Natalie Deeth can’t remember her wedding. She’s lost 27 years of her memories after undergoing about a hundred electroconvulsive therapy (ECT) treatments for major depression. But Natalie says the memory loss is worth it. She’s gone from being suicidal to leading a relatively normal, happy life. She says ECT was necessary because extensive psychotherapy and medication hadn’t worked.
Michael works in finance and suffers from major recurrent depression. He has regular ECT. Unlike Natalie Deeth, Michael says he suffers very few side effects from ECT. He says the symptoms of depression are far worse than any downsides of ECT.
Psychiatrist Colleen Loo believes ECT is the most effective treatment for severe depression.
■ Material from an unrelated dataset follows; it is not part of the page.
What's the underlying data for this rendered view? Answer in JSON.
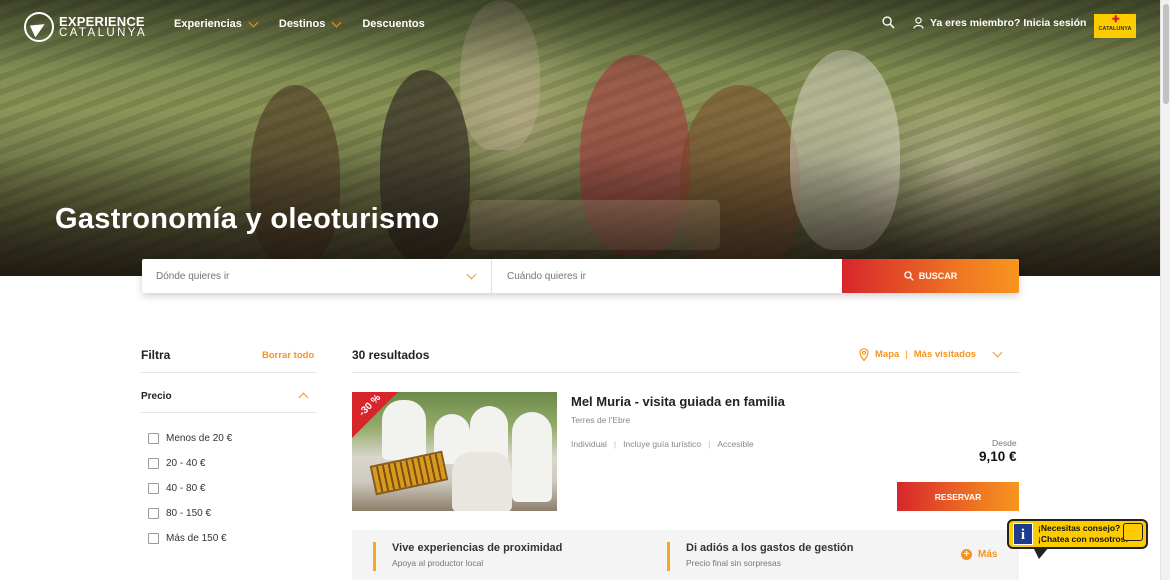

She accepts some people can lose years’ worth of memories from their lives after ECT, but she says those people are at the extreme end of the spectrum. She is the Academic Chair of Psychiatry at St George Hospital and a Professorial Fellow at the Black Dog Institute.
Clinical psychologist John Read is against ECT. He recently did a literature review of the published research on the procedure and said '(there is) not a single study in 75 years that shows ECT had any lasting benefits beyond the end of treatment, compared to placebo". He believes ECT causes brain damage and there are safe and effective alternatives. Professor Read is based at the University of Liverpool.